Entries supplied below:
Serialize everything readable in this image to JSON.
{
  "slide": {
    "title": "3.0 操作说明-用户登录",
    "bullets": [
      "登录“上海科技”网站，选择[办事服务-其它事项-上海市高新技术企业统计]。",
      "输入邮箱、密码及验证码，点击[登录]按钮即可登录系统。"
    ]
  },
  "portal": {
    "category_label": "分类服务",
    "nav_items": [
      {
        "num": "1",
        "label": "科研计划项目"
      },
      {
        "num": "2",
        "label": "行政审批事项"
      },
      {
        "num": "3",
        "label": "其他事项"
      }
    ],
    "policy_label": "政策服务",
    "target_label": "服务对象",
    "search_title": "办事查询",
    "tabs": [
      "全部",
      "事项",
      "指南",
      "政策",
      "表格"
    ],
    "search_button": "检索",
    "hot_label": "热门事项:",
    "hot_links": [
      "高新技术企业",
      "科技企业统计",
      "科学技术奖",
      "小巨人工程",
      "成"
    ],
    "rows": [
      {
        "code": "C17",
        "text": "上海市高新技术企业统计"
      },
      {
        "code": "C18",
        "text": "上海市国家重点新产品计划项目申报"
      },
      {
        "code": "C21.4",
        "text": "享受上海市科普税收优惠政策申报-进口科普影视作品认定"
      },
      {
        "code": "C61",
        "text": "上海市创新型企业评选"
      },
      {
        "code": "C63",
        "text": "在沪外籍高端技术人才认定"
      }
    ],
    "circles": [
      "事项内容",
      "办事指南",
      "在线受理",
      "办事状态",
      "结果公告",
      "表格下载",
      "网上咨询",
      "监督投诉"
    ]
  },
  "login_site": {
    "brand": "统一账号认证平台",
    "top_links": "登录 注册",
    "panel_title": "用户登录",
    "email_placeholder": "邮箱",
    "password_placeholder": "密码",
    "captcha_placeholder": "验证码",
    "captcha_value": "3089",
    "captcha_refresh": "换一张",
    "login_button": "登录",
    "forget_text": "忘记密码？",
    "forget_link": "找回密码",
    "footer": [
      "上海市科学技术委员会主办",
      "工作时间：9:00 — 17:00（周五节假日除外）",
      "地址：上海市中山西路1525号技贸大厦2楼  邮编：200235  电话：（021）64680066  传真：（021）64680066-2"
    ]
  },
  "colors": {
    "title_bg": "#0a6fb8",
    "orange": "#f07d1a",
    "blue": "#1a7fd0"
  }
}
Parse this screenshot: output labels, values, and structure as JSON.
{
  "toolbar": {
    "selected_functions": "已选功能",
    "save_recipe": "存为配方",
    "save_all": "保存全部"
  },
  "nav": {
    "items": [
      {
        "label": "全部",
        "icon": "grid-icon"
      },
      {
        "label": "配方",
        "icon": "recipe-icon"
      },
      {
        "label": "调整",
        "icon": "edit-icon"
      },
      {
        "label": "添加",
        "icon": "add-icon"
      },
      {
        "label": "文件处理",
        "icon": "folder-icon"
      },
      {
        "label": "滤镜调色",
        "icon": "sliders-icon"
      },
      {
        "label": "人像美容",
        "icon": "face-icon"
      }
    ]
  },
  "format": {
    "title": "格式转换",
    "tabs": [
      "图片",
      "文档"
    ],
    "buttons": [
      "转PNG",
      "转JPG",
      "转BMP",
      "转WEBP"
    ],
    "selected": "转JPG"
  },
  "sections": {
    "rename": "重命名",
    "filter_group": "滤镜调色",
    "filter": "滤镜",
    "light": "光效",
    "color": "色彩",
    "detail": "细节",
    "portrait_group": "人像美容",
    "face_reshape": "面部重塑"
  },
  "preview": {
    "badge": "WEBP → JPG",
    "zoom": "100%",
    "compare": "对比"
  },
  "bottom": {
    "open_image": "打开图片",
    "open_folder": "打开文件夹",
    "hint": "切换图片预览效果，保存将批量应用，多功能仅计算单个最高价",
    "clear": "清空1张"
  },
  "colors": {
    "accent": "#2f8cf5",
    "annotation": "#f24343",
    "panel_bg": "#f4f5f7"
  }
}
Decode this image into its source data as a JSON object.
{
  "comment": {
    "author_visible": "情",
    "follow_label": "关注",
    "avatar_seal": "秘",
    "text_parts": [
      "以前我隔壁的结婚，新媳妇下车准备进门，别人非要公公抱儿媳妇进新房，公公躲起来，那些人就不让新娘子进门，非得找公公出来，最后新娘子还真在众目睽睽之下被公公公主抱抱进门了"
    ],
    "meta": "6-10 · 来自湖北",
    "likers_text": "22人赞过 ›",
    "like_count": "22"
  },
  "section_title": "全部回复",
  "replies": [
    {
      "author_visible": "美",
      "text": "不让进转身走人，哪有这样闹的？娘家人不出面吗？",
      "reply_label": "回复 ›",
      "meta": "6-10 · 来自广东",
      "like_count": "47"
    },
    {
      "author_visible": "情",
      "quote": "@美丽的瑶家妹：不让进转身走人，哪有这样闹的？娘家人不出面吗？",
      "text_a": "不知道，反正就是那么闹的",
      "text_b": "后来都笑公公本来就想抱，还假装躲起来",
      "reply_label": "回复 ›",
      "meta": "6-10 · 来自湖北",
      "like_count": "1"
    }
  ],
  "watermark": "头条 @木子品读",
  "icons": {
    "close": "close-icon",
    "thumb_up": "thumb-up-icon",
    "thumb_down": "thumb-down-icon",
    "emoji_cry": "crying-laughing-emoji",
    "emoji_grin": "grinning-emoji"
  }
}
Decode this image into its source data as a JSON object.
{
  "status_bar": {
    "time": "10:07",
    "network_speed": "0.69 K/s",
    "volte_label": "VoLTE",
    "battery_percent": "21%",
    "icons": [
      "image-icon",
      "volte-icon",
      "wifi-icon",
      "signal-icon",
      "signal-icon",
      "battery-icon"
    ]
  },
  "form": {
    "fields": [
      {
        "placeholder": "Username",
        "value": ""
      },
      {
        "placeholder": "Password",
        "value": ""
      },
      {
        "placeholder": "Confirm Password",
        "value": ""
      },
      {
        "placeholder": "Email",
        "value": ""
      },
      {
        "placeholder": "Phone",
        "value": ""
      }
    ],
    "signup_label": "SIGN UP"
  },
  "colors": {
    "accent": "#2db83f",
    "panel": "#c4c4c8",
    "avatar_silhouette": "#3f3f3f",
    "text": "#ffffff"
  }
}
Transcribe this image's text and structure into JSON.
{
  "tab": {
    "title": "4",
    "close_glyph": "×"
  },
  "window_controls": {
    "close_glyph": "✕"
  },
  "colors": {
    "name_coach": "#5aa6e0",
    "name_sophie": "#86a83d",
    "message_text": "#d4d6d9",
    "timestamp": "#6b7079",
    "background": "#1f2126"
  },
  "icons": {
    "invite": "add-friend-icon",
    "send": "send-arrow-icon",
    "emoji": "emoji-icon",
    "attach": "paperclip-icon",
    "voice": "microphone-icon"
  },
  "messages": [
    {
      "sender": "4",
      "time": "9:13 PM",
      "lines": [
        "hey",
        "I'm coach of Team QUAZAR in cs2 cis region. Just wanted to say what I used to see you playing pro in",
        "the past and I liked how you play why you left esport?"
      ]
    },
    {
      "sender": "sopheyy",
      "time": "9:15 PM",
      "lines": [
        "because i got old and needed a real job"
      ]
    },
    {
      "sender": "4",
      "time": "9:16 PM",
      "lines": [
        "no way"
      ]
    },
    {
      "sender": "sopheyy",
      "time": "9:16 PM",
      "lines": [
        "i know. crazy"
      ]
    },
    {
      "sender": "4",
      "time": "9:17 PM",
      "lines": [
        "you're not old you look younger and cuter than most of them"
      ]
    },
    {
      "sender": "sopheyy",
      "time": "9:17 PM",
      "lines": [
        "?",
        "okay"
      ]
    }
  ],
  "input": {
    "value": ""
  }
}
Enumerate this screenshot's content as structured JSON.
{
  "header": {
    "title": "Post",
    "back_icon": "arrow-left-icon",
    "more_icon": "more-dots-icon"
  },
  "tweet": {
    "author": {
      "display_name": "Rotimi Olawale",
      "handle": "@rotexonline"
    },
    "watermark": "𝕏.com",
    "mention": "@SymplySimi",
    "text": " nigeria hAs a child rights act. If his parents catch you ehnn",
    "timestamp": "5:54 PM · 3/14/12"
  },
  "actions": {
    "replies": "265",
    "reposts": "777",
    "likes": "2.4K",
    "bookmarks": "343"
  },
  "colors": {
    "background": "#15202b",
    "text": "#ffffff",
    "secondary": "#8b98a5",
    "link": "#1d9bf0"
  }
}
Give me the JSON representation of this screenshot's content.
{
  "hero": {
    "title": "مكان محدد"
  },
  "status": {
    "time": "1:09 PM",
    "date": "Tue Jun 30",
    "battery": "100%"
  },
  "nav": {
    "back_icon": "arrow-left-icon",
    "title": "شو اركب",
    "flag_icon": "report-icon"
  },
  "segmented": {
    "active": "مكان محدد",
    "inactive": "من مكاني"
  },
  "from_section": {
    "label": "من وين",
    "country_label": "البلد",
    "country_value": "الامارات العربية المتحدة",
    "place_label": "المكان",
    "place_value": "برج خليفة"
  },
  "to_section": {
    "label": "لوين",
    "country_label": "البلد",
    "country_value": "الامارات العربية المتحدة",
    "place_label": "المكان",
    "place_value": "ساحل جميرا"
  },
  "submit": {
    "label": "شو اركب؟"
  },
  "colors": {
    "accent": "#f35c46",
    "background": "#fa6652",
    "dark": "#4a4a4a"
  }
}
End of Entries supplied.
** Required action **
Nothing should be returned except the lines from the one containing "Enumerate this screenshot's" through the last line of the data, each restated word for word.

** Written reply **
Enumerate this screenshot's content as structured JSON.
{
  "header": {
    "title": "Post",
    "back_icon": "arrow-left-icon",
    "more_icon": "more-dots-icon"
  },
  "tweet": {
    "author": {
      "display_name": "Rotimi Olawale",
      "handle": "@rotexonline"
    },
    "watermark": "𝕏.com",
    "mention": "@SymplySimi",
    "text": " nigeria hAs a child rights act. If his parents catch you ehnn",
    "timestamp": "5:54 PM · 3/14/12"
  },
  "actions": {
    "replies": "265",
    "reposts": "777",
    "likes": "2.4K",
    "bookmarks": "343"
  },
  "colors": {
    "background": "#15202b",
    "text": "#ffffff",
    "secondary": "#8b98a5",
    "link": "#1d9bf0"
  }
}
Give me the JSON representation of this screenshot's content.
{
  "hero": {
    "title": "مكان محدد"
  },
  "status": {
    "time": "1:09 PM",
    "date": "Tue Jun 30",
    "battery": "100%"
  },
  "nav": {
    "back_icon": "arrow-left-icon",
    "title": "شو اركب",
    "flag_icon": "report-icon"
  },
  "segmented": {
    "active": "مكان محدد",
    "inactive": "من مكاني"
  },
  "from_section": {
    "label": "من وين",
    "country_label": "البلد",
    "country_value": "الامارات العربية المتحدة",
    "place_label": "المكان",
    "place_value": "برج خليفة"
  },
  "to_section": {
    "label": "لوين",
    "country_label": "البلد",
    "country_value": "الامارات العربية المتحدة",
    "place_label": "المكان",
    "place_value": "ساحل جميرا"
  },
  "submit": {
    "label": "شو اركب؟"
  },
  "colors": {
    "accent": "#f35c46",
    "background": "#fa6652",
    "dark": "#4a4a4a"
  }
}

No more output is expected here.